(What you should do) Below are some entries; report how many of their lines contain the word "data", giving nothing besides the number.

(Records shown)
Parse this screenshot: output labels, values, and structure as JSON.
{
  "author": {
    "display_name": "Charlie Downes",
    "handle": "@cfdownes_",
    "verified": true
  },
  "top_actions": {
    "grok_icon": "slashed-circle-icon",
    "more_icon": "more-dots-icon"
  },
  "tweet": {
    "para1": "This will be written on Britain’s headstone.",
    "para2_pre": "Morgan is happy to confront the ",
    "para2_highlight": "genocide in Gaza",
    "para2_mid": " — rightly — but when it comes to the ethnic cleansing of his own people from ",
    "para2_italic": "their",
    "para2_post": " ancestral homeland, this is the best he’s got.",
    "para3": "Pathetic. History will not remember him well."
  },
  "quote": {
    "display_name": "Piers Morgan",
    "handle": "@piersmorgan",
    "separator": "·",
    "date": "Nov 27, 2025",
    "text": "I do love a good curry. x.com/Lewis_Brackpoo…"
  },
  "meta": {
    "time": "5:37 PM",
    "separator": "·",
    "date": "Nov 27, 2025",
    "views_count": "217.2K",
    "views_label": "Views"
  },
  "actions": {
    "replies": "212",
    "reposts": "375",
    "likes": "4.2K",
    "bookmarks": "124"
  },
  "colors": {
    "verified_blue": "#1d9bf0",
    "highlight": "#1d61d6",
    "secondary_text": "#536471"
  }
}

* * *

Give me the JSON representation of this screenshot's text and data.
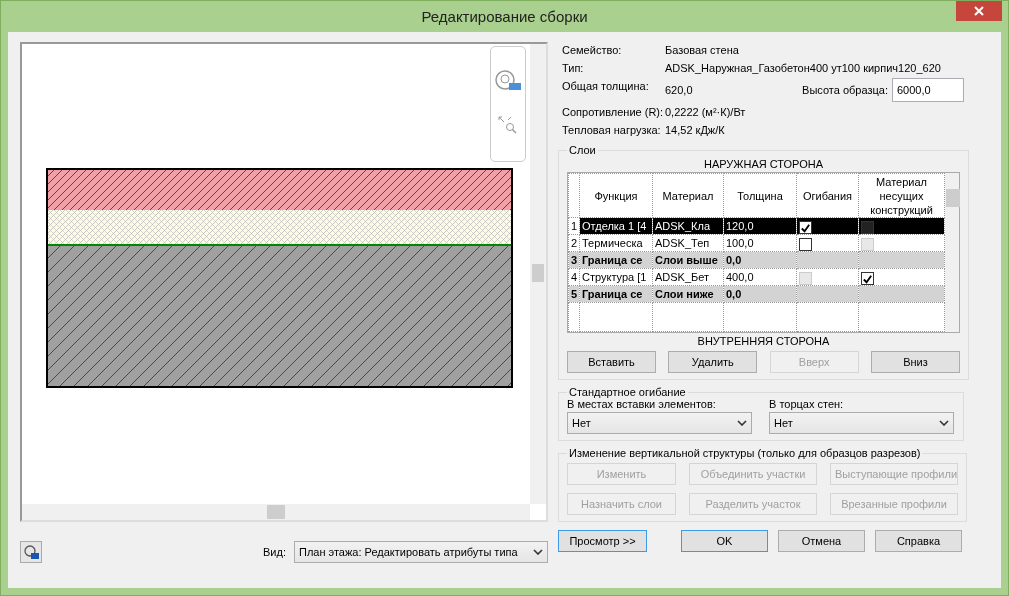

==

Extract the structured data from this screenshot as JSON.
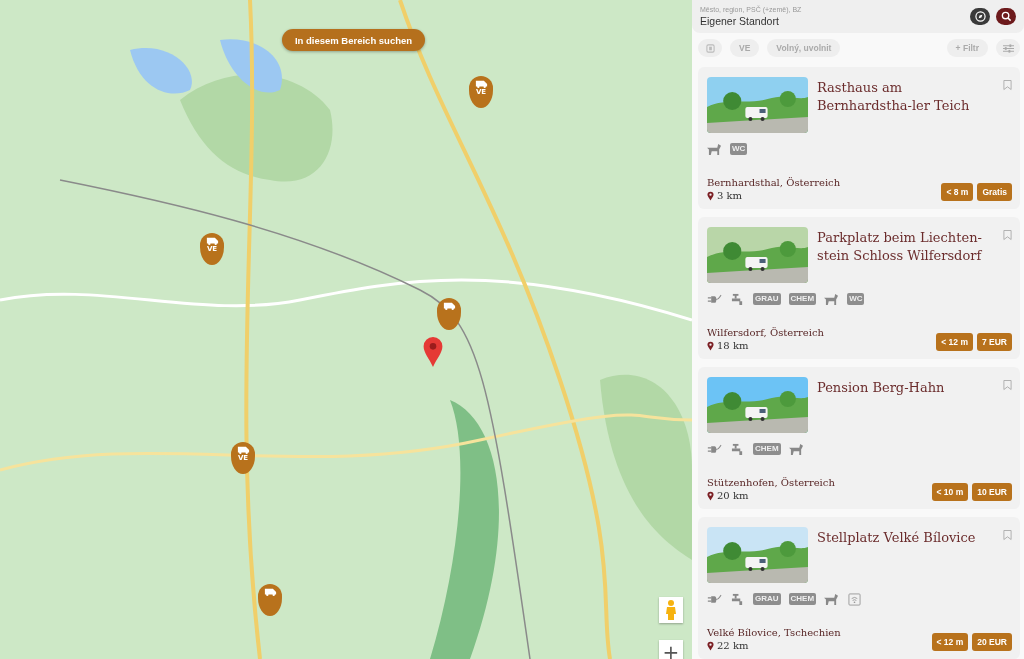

(Exercise solution) 2